• **Goal of the exercise**:
Nothing in the data may be changed; retype all of it.

Element data from apps and pages:
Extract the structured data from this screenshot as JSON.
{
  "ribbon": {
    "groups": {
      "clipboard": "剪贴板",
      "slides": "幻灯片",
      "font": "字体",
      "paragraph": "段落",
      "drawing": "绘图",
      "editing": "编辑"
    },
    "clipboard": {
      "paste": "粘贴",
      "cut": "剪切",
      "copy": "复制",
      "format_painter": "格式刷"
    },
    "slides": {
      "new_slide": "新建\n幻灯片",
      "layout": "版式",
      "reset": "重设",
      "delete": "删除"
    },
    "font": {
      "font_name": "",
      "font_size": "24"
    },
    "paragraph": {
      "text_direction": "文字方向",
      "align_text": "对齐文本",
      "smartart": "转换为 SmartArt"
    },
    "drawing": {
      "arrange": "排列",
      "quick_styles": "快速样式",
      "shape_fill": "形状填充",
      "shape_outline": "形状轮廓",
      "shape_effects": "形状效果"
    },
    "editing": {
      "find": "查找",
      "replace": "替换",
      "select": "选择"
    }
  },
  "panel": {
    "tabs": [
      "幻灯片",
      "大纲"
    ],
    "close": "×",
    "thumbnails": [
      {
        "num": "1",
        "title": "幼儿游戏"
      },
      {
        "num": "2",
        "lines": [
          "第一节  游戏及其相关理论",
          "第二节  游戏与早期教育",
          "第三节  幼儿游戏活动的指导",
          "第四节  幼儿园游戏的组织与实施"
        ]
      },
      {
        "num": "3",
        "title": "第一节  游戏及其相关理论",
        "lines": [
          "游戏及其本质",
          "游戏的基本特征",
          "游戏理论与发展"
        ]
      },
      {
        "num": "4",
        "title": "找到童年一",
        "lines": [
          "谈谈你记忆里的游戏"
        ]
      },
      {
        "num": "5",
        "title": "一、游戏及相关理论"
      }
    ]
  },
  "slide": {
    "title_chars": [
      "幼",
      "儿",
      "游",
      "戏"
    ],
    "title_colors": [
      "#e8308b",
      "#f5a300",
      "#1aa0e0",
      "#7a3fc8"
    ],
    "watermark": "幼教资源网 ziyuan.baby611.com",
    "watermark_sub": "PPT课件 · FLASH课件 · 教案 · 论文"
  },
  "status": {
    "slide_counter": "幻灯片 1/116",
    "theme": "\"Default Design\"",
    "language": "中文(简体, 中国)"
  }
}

• **Answer**:
Extract the structured data from this screenshot as JSON.
{
  "ribbon": {
    "groups": {
      "clipboard": "剪贴板",
      "slides": "幻灯片",
      "font": "字体",
      "paragraph": "段落",
      "drawing": "绘图",
      "editing": "编辑"
    },
    "clipboard": {
      "paste": "粘贴",
      "cut": "剪切",
      "copy": "复制",
      "format_painter": "格式刷"
    },
    "slides": {
      "new_slide": "新建\n幻灯片",
      "layout": "版式",
      "reset": "重设",
      "delete": "删除"
    },
    "font": {
      "font_name": "",
      "font_size": "24"
    },
    "paragraph": {
      "text_direction": "文字方向",
      "align_text": "对齐文本",
      "smartart": "转换为 SmartArt"
    },
    "drawing": {
      "arrange": "排列",
      "quick_styles": "快速样式",
      "shape_fill": "形状填充",
      "shape_outline": "形状轮廓",
      "shape_effects": "形状效果"
    },
    "editing": {
      "find": "查找",
      "replace": "替换",
      "select": "选择"
    }
  },
  "panel": {
    "tabs": [
      "幻灯片",
      "大纲"
    ],
    "close": "×",
    "thumbnails": [
      {
        "num": "1",
        "title": "幼儿游戏"
      },
      {
        "num": "2",
        "lines": [
          "第一节  游戏及其相关理论",
          "第二节  游戏与早期教育",
          "第三节  幼儿游戏活动的指导",
          "第四节  幼儿园游戏的组织与实施"
        ]
      },
      {
        "num": "3",
        "title": "第一节  游戏及其相关理论",
        "lines": [
          "游戏及其本质",
          "游戏的基本特征",
          "游戏理论与发展"
        ]
      },
      {
        "num": "4",
        "title": "找到童年一",
        "lines": [
          "谈谈你记忆里的游戏"
        ]
      },
      {
        "num": "5",
        "title": "一、游戏及相关理论"
      }
    ]
  },
  "slide": {
    "title_chars": [
      "幼",
      "儿",
      "游",
      "戏"
    ],
    "title_colors": [
      "#e8308b",
      "#f5a300",
      "#1aa0e0",
      "#7a3fc8"
    ],
    "watermark": "幼教资源网 ziyuan.baby611.com",
    "watermark_sub": "PPT课件 · FLASH课件 · 教案 · 论文"
  },
  "status": {
    "slide_counter": "幻灯片 1/116",
    "theme": "\"Default Design\"",
    "language": "中文(简体, 中国)"
  }
}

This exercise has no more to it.